Exercise aim: Please find the lines in the following records that hold "wires", and copy them.

(Interface dataset entries)
....
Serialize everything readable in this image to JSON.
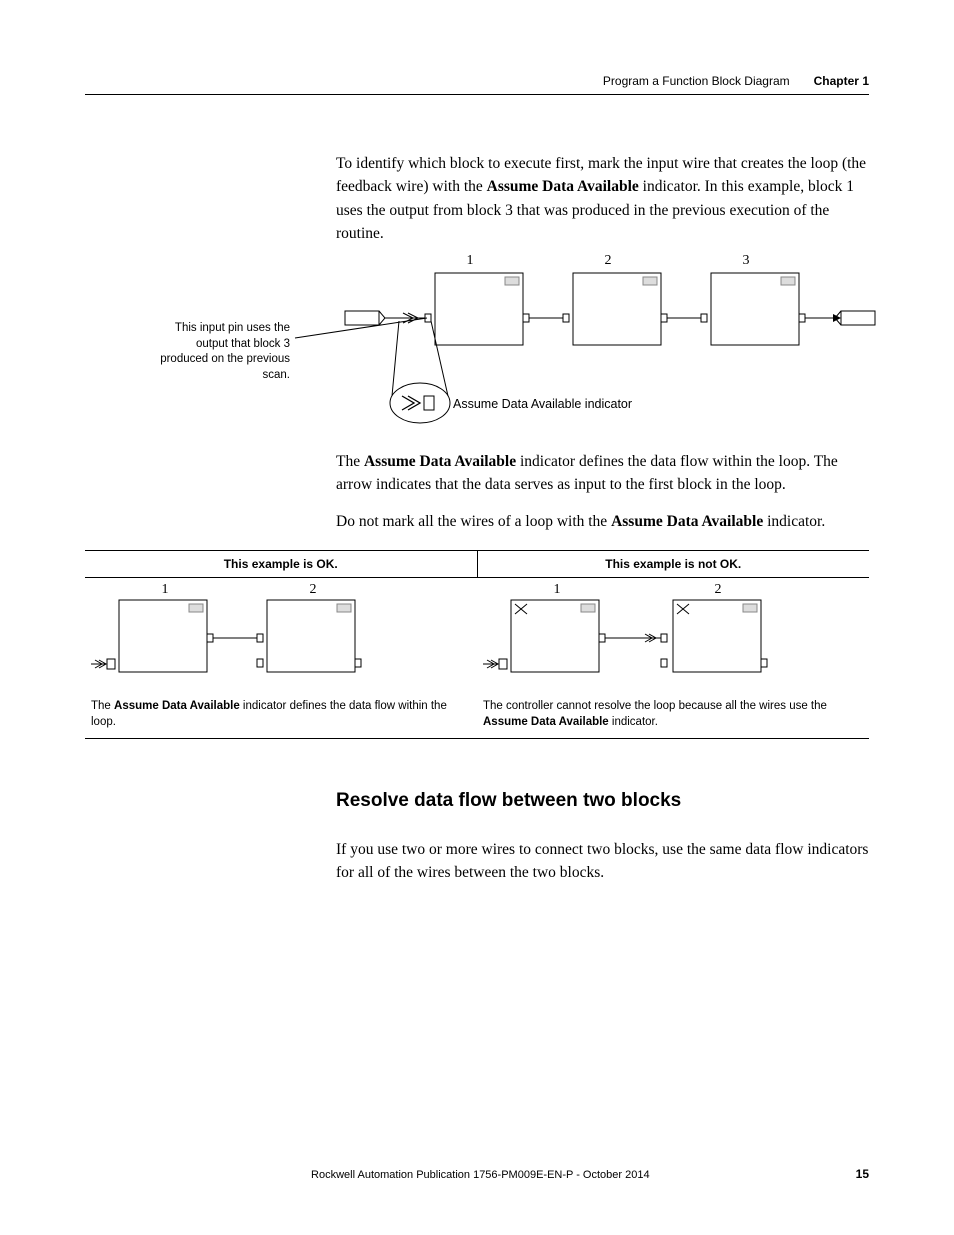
{
  "header": {
    "breadcrumb": "Program a Function Block Diagram",
    "chapter": "Chapter 1"
  },
  "para1": {
    "pre": "To identify which block to execute first, mark the input wire that creates the loop (the feedback wire) with the ",
    "bold1": "Assume Data Available",
    "post": " indicator. In this example, block 1 uses the output from block 3 that was produced in the previous execution of the routine."
  },
  "diagram1": {
    "callout": "This input pin uses the output that block 3 produced on the previous scan.",
    "numbers": {
      "n1": "1",
      "n2": "2",
      "n3": "3"
    },
    "ada_label": "Assume Data Available indicator"
  },
  "para2": {
    "pre": "The ",
    "bold1": "Assume Data Available",
    "post": " indicator defines the data flow within the loop. The arrow indicates that the data serves as input to the first block in the loop."
  },
  "para3": {
    "pre": "Do not mark all the wires of a loop with the ",
    "bold1": "Assume Data Available",
    "post": " indicator."
  },
  "table": {
    "left_header": "This example is OK.",
    "right_header": "This example is not OK.",
    "left_caption_pre": "The ",
    "left_caption_bold": "Assume Data Available",
    "left_caption_post": " indicator defines the data flow within the loop.",
    "right_caption_pre": "The controller cannot resolve the loop because all the wires use the ",
    "right_caption_bold": "Assume Data Available",
    "right_caption_post": " indicator.",
    "nums": {
      "n1": "1",
      "n2": "2"
    }
  },
  "section_head": "Resolve data flow between two blocks",
  "para4": "If you use two or more wires to connect two blocks, use the same data flow indicators for all of the wires between the two blocks.",
  "footer": {
    "publication": "Rockwell Automation Publication 1756-PM009E-EN-P - October 2014",
    "page": "15"
  }
}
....
Your solution:
    "pre": "Do not mark all the wires of a loop with the ",
    "right_caption_pre": "The controller cannot resolve the loop because all the wires use the ",
  "para4": "If you use two or more wires to connect two blocks, use the same data flow indicators for all of the wires between the two blocks.",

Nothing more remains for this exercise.